Once the bill arrived, this guy really nailed it home.

“Please, let me treat,” (wasn’t going to argue you on that one, buddy), “I’m sorry that we can’t date, but it’s just my policy. Would you like to come back to my place though?”

…………............................

There’s only so much a girl can take. Luckily, I’d already ordered my Uber under the table the second the check had been set down.

“I’m not interested in that, and my Uber’s actually already here. Thank you so much for dinner,” I said as I got up from the table.

“Oh…I was planning on finishing my drink and watching the rest of the game.” (The Cubs game, which he’d spent at least 60% of the time watching, not making eye contact, while telling me his entire life story).

“Enjoy!” I sashayed out of the restaurant and into my Uber.

And then I got a little bit angry.

Wasting my time is at the TOP of my triggers list.

I deeply understand not wanting to date someone in the same industry as you.
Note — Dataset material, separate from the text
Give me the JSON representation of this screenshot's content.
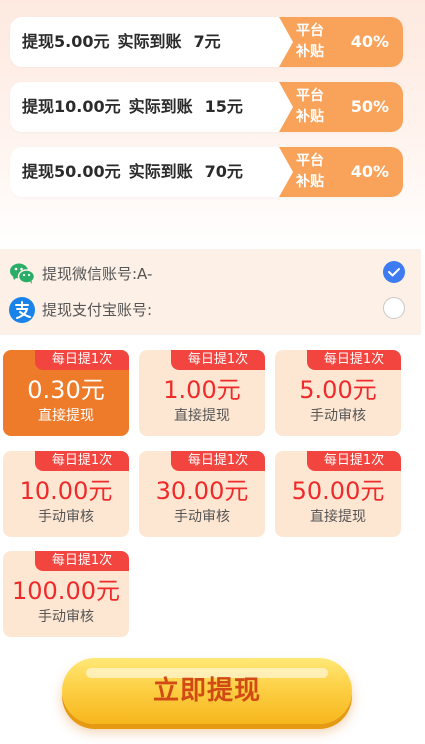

But I made it pretty clear to him that the focus of my management position is administrative/marketing in nature. Nevertheless, it still seemed to bother him, and I get that. We all have limits.
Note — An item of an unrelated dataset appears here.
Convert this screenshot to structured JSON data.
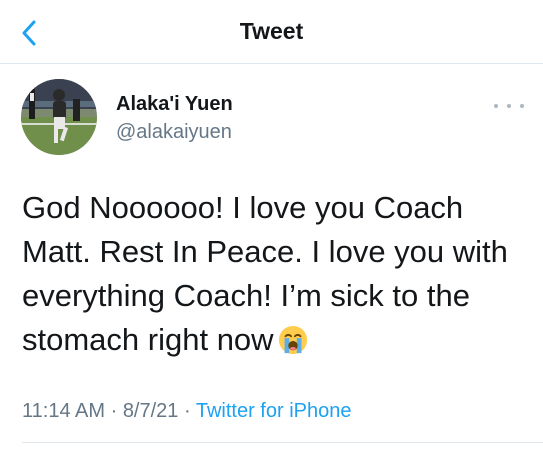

What I do struggle with, however, is someone who doesn’t understand how to have a 2-sided conversation. And what I don’t get is how someone would assume that their date - who hasn’t uttered an entire sentence in an hour - might like to go home with them. THE AUDACITY. Sounds like somebody just wanted to get laid with no strings attached.

What do we do when a first date goes south?
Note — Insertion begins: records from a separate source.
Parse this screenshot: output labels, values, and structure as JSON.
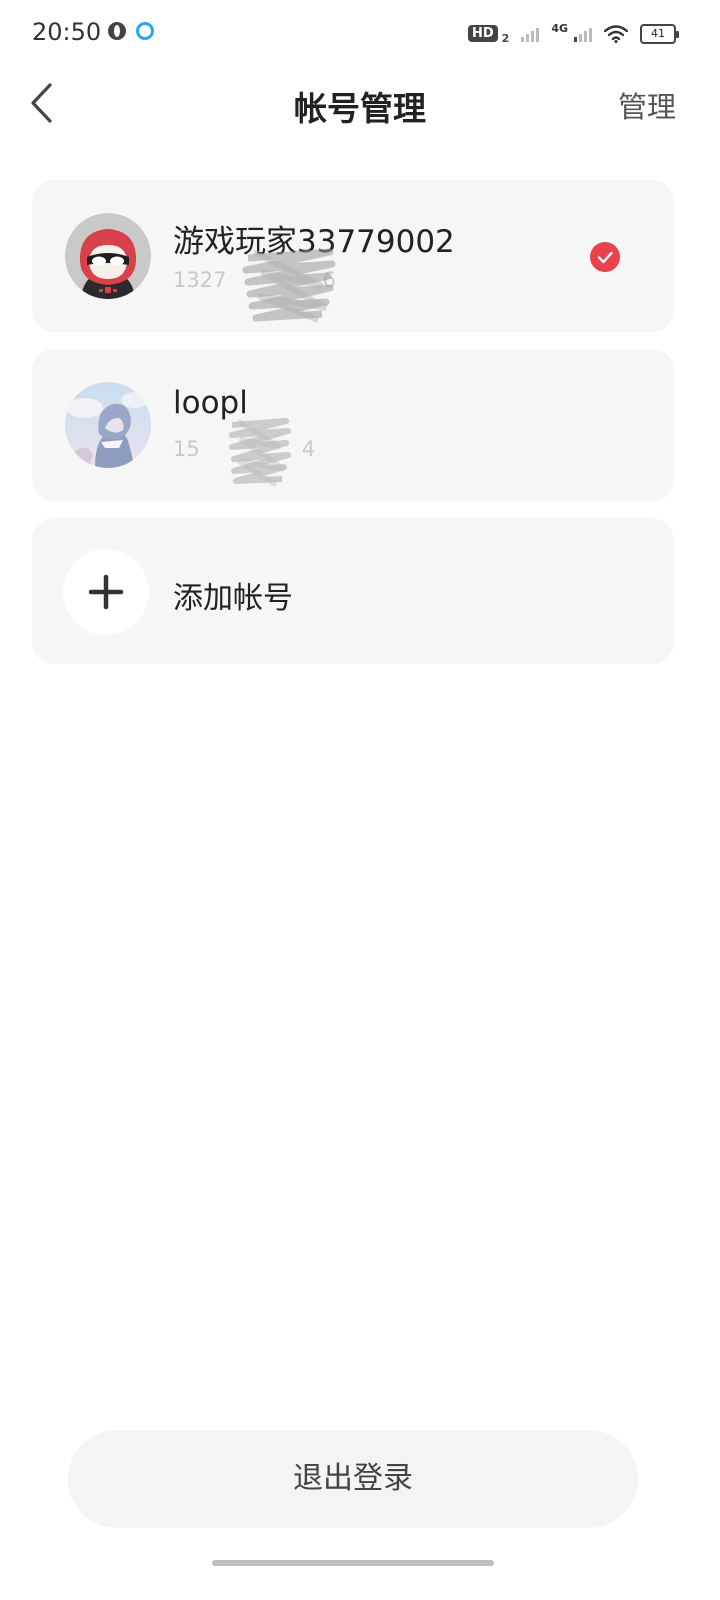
{
  "status_bar": {
    "time": "20:50",
    "app_icons": [
      "globe-icon",
      "qq-icon"
    ],
    "hd_label": "HD",
    "hd_sub": "2",
    "network_label": "4G",
    "battery_level": "41"
  },
  "header": {
    "back_icon": "chevron-left-icon",
    "title": "帐号管理",
    "manage_label": "管理"
  },
  "accounts": [
    {
      "name": "游戏玩家33779002",
      "phone_visible": "1327",
      "phone_trailing": "6",
      "avatar": "ninja-avatar",
      "selected": true
    },
    {
      "name": "loopl",
      "phone_visible": "15",
      "phone_trailing": "4",
      "avatar": "anime-avatar",
      "selected": false
    }
  ],
  "add_account": {
    "icon": "plus-icon",
    "label": "添加帐号"
  },
  "logout": {
    "label": "退出登录"
  },
  "colors": {
    "accent_red": "#e8424a",
    "card_bg": "#f6f6f6",
    "button_bg": "#f4f4f4"
  }
}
A lot of people might suggest you get up and leave. Say ‘thank you so much’, recognize that your time is precious, and walk out.

I respect that choice…but to me, it just doesn’t read as kind. Can you imagine how you’d feel if your date did that to you? The ultimate rejection! ‘I can’t fathom spending one more minute in your presence, and I must go’. That feels pretty extreme, and something I’d reserve for an offensive or inexcusable situation. However, to each their own.

In this situation, I attempted to remain respectful (in my silence), and sped up the dining process as much as possible. I also didn’t wait for any sort of finality before ordering my Uber once the bill came.

To be quite honest, though…I somehow found my anger turning into self-doubt, post-date. You know the feelings: Was he just not feeling it? Was he not attracted to me?

Was it me?

I recognize that this goes against everything I preach here, that ‘it’s not you’.

Real talk: sometimes, dating feels pretty bleak. I’ve been on a string of super underwhelming dates for the past few weeks. I’m a very resilient person - I let things slide off my back pretty easily. When a date goes south, I generally walk out and forget about it. But at a certain point, ya have to wonder…is it you?

I had to give myself a big serving of my own medicine: there’s plenty “wrong” with me, but that’s not the point – I just haven’t met the right guy! There was nothing about this dude that I felt drawn to, so why would I care if he wasn’t into me? As my friend Margaux told me post-date: “Take this as an opportunity to realize how normal you are.”

I don’t say this to bash him. I say it because we have to hold ourselves to a higher standard. If I’d been feeling down on myself during the date, maybe I would have gone home with him when he asked - seeking that validation. I’m so glad I didn’t, because I would have felt 100x worse the next day.

So, when a first date goes south…ya get through it as quickly and painlessly as you can. And then you forget about it (besides when you want to hilariously recount it to friends). I always tell you to ‘feel your feelings’, but there is a huge difference between doing that and wallowing. When we get hit with a lousy first date, we laugh, and we move on to the next. There’s bigger and better things ahead – this I promise you.

 

    Know Your Worth: A GGE Conversation on the Lost Art of Courting

    Know Your Worth: A GGE Conversation on the Lost Art of Courting

    Love in the Time of Post-reform and Opening China

    Love in the Time of Post-reform and Opening China